Count every line in the records below that contains the string "Getting". Report that number alone.

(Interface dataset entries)
== Segment start ==
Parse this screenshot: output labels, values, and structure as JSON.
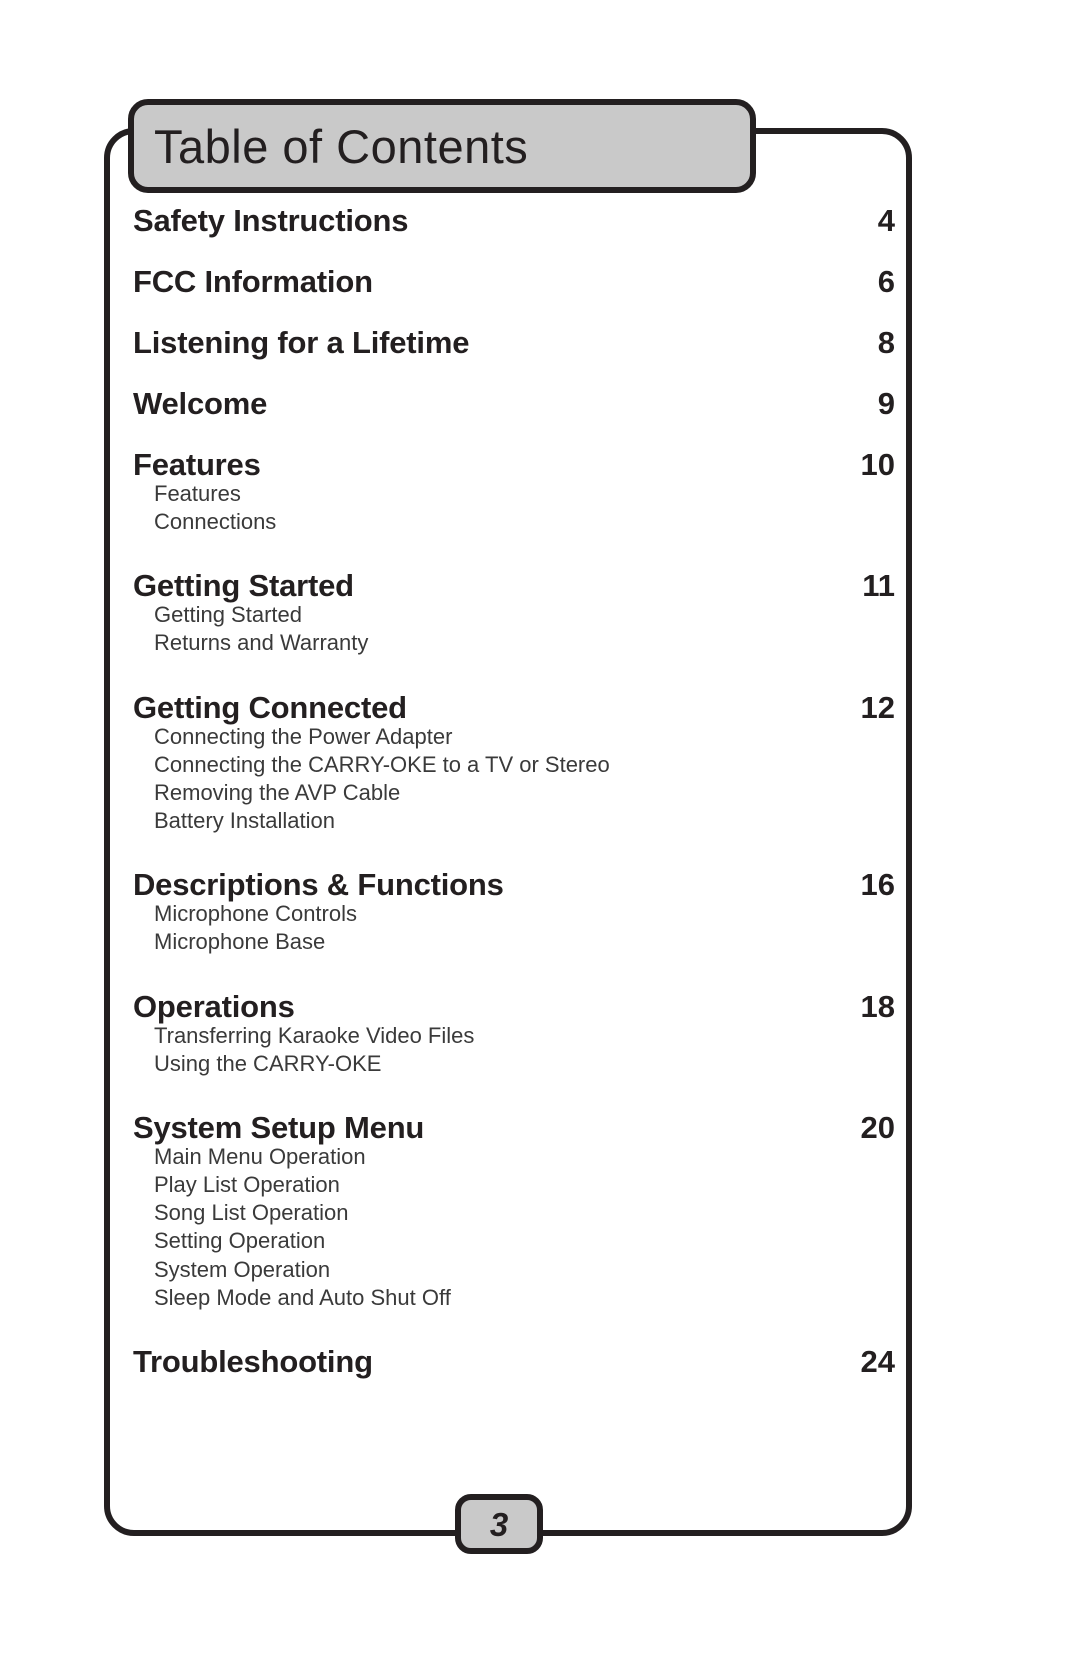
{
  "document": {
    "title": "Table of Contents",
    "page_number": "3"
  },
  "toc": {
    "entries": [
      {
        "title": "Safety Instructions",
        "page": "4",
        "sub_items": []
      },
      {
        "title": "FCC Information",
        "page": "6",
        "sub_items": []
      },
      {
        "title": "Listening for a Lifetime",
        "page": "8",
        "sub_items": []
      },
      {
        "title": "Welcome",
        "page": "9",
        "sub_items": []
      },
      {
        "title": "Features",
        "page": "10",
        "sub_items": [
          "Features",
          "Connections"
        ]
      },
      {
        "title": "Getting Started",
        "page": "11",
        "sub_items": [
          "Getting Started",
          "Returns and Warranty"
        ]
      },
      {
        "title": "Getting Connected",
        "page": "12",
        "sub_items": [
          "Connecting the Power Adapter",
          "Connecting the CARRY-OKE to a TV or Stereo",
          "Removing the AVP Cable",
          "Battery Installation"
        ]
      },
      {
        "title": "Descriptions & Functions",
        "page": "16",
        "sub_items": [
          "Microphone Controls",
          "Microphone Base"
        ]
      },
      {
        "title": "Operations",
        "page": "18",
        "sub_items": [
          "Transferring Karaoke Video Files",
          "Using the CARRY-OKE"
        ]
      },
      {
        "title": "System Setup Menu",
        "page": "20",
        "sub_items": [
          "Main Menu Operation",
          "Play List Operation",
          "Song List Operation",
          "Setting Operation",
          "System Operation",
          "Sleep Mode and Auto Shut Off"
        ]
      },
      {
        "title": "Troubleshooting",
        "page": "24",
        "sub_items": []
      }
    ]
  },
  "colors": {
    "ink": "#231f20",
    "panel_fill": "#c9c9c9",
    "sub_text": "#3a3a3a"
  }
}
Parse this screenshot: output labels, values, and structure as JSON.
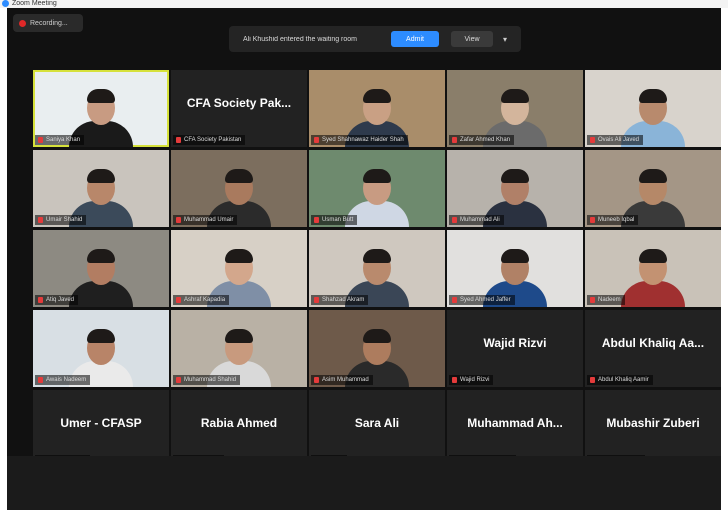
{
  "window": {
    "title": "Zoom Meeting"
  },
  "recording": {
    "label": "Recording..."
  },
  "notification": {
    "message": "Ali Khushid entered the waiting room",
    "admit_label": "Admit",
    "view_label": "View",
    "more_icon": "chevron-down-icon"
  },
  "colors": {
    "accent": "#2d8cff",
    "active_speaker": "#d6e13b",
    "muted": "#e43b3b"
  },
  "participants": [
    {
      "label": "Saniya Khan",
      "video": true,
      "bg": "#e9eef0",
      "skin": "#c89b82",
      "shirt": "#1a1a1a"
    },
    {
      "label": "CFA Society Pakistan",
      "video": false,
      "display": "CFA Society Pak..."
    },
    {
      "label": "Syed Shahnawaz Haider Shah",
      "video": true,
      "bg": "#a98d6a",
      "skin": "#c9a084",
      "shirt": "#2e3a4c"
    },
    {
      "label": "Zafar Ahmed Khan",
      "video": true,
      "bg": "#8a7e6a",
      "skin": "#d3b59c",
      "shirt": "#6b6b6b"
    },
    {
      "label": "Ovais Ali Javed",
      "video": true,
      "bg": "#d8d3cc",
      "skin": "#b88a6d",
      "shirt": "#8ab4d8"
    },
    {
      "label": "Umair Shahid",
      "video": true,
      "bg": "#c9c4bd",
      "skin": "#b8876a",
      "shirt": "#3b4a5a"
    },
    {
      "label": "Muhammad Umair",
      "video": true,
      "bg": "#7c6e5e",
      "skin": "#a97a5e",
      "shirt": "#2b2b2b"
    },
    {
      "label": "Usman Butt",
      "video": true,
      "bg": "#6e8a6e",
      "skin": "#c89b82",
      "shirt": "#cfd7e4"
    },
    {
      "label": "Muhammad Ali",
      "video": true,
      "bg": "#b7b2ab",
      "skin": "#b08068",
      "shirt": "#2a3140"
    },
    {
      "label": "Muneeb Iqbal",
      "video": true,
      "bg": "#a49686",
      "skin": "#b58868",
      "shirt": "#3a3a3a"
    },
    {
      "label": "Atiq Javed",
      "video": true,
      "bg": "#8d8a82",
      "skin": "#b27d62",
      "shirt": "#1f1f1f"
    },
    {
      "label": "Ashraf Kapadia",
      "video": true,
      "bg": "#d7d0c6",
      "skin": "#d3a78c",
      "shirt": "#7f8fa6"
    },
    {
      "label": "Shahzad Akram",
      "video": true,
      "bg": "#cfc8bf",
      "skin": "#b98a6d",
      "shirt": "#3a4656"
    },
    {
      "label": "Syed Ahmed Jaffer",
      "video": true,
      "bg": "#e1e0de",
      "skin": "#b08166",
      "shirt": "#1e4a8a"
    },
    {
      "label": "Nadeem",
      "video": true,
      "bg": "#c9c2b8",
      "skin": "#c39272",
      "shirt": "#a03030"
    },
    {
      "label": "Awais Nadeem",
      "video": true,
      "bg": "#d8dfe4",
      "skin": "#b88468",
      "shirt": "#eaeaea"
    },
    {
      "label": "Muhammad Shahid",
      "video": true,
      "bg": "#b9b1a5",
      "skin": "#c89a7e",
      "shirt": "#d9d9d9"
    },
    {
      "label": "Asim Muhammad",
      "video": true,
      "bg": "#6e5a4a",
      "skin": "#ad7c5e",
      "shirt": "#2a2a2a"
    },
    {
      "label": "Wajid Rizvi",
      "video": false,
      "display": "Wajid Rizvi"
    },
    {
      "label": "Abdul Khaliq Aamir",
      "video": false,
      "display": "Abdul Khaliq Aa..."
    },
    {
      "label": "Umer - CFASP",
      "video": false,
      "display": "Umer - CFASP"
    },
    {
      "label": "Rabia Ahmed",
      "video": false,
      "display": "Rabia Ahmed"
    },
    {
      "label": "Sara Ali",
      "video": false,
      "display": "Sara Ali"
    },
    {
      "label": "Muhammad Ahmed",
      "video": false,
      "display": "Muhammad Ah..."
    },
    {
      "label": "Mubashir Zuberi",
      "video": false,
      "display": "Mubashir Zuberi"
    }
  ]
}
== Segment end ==
* **Your solution**
3